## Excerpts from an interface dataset
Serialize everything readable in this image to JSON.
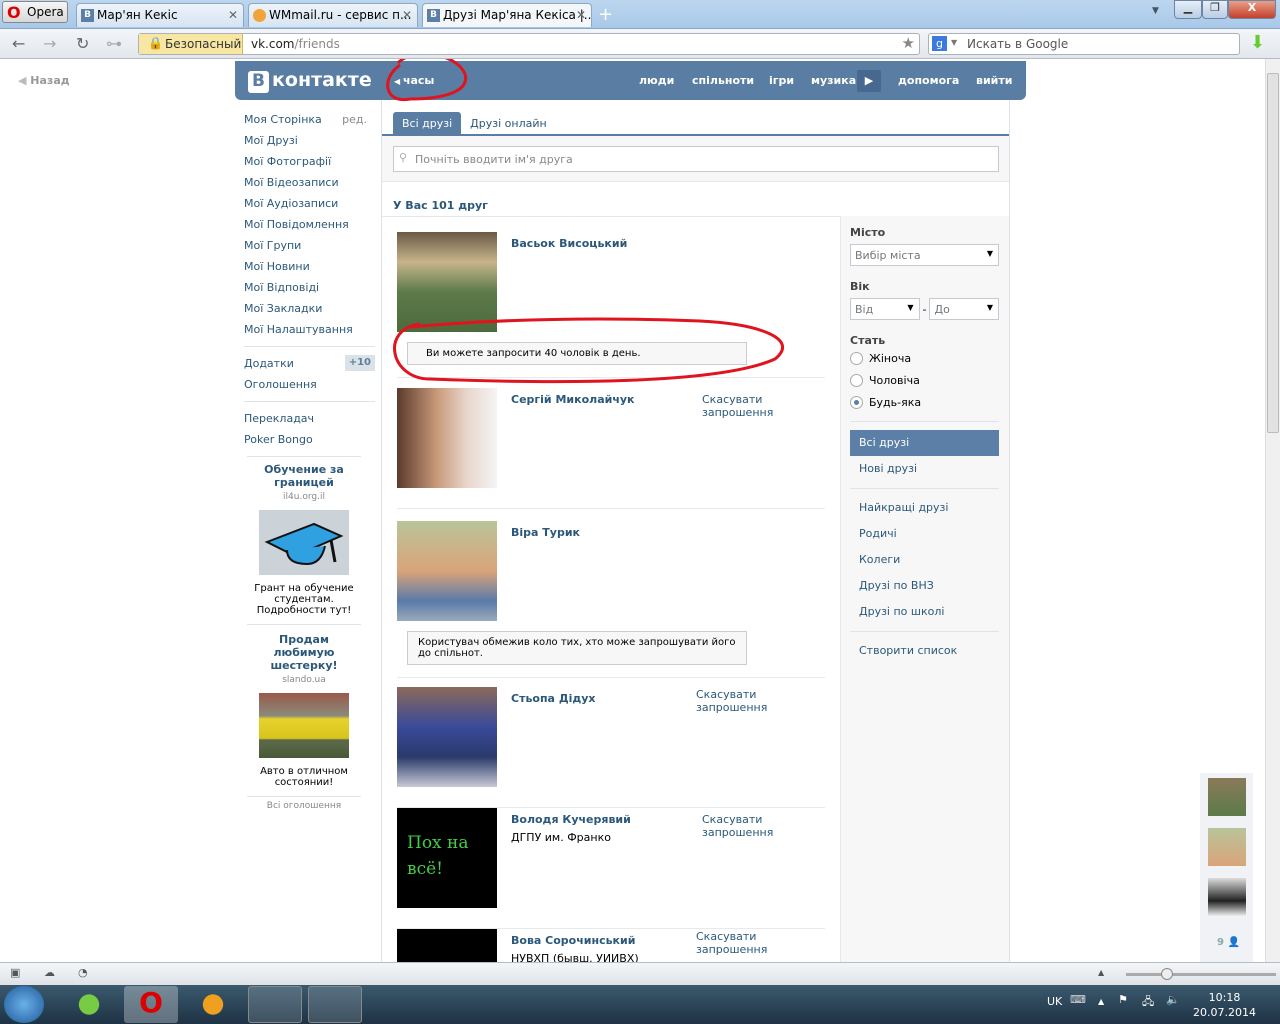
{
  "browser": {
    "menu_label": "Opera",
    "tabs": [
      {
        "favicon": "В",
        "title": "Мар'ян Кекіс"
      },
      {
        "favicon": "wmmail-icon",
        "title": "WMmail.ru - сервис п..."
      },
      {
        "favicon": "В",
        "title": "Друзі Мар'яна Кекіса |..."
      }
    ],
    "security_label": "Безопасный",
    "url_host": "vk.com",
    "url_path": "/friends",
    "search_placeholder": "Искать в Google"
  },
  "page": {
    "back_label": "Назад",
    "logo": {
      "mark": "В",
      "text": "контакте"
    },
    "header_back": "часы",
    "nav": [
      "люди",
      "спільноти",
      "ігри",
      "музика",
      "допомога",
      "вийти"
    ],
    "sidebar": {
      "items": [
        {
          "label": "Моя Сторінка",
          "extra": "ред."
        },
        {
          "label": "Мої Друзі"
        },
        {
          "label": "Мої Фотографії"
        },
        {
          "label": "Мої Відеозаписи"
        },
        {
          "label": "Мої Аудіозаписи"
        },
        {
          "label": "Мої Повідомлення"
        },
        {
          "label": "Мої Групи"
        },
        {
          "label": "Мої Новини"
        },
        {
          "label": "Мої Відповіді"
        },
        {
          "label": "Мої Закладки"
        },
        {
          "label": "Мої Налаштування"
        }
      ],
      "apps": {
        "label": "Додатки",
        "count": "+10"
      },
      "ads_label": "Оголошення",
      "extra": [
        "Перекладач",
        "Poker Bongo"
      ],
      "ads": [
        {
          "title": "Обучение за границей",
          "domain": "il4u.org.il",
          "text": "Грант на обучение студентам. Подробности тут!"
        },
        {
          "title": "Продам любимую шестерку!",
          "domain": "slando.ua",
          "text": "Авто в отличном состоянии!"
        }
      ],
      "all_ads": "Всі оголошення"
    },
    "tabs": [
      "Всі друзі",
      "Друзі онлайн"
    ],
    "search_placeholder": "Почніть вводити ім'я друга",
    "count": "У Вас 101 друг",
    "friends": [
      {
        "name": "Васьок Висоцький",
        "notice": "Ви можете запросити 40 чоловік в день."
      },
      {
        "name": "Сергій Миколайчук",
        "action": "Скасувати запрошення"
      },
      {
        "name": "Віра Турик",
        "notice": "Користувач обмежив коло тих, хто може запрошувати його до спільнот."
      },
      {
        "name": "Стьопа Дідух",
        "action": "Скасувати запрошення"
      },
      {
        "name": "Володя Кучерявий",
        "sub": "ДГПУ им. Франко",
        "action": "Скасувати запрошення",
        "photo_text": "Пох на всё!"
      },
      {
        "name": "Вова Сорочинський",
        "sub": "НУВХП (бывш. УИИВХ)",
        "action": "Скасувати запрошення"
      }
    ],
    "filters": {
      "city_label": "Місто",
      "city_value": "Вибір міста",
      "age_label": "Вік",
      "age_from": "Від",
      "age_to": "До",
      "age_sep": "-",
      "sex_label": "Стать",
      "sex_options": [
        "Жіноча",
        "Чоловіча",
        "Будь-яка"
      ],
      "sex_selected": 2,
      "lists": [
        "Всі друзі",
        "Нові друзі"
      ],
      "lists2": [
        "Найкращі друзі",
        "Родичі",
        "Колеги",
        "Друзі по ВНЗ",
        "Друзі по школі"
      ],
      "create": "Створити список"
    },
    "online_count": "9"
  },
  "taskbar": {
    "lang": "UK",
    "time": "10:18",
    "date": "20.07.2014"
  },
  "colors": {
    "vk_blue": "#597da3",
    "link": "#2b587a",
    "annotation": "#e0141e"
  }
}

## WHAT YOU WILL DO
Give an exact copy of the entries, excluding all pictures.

## TASK ANSWER
Serialize everything readable in this image to JSON.
{
  "browser": {
    "menu_label": "Opera",
    "tabs": [
      {
        "favicon": "В",
        "title": "Мар'ян Кекіс"
      },
      {
        "favicon": "wmmail-icon",
        "title": "WMmail.ru - сервис п..."
      },
      {
        "favicon": "В",
        "title": "Друзі Мар'яна Кекіса |..."
      }
    ],
    "security_label": "Безопасный",
    "url_host": "vk.com",
    "url_path": "/friends",
    "search_placeholder": "Искать в Google"
  },
  "page": {
    "back_label": "Назад",
    "logo": {
      "mark": "В",
      "text": "контакте"
    },
    "header_back": "часы",
    "nav": [
      "люди",
      "спільноти",
      "ігри",
      "музика",
      "допомога",
      "вийти"
    ],
    "sidebar": {
      "items": [
        {
          "label": "Моя Сторінка",
          "extra": "ред."
        },
        {
          "label": "Мої Друзі"
        },
        {
          "label": "Мої Фотографії"
        },
        {
          "label": "Мої Відеозаписи"
        },
        {
          "label": "Мої Аудіозаписи"
        },
        {
          "label": "Мої Повідомлення"
        },
        {
          "label": "Мої Групи"
        },
        {
          "label": "Мої Новини"
        },
        {
          "label": "Мої Відповіді"
        },
        {
          "label": "Мої Закладки"
        },
        {
          "label": "Мої Налаштування"
        }
      ],
      "apps": {
        "label": "Додатки",
        "count": "+10"
      },
      "ads_label": "Оголошення",
      "extra": [
        "Перекладач",
        "Poker Bongo"
      ],
      "ads": [
        {
          "title": "Обучение за границей",
          "domain": "il4u.org.il",
          "text": "Грант на обучение студентам. Подробности тут!"
        },
        {
          "title": "Продам любимую шестерку!",
          "domain": "slando.ua",
          "text": "Авто в отличном состоянии!"
        }
      ],
      "all_ads": "Всі оголошення"
    },
    "tabs": [
      "Всі друзі",
      "Друзі онлайн"
    ],
    "search_placeholder": "Почніть вводити ім'я друга",
    "count": "У Вас 101 друг",
    "friends": [
      {
        "name": "Васьок Висоцький",
        "notice": "Ви можете запросити 40 чоловік в день."
      },
      {
        "name": "Сергій Миколайчук",
        "action": "Скасувати запрошення"
      },
      {
        "name": "Віра Турик",
        "notice": "Користувач обмежив коло тих, хто може запрошувати його до спільнот."
      },
      {
        "name": "Стьопа Дідух",
        "action": "Скасувати запрошення"
      },
      {
        "name": "Володя Кучерявий",
        "sub": "ДГПУ им. Франко",
        "action": "Скасувати запрошення",
        "photo_text": "Пох на всё!"
      },
      {
        "name": "Вова Сорочинський",
        "sub": "НУВХП (бывш. УИИВХ)",
        "action": "Скасувати запрошення"
      }
    ],
    "filters": {
      "city_label": "Місто",
      "city_value": "Вибір міста",
      "age_label": "Вік",
      "age_from": "Від",
      "age_to": "До",
      "age_sep": "-",
      "sex_label": "Стать",
      "sex_options": [
        "Жіноча",
        "Чоловіча",
        "Будь-яка"
      ],
      "sex_selected": 2,
      "lists": [
        "Всі друзі",
        "Нові друзі"
      ],
      "lists2": [
        "Найкращі друзі",
        "Родичі",
        "Колеги",
        "Друзі по ВНЗ",
        "Друзі по школі"
      ],
      "create": "Створити список"
    },
    "online_count": "9"
  },
  "taskbar": {
    "lang": "UK",
    "time": "10:18",
    "date": "20.07.2014"
  },
  "colors": {
    "vk_blue": "#597da3",
    "link": "#2b587a",
    "annotation": "#e0141e"
  }
}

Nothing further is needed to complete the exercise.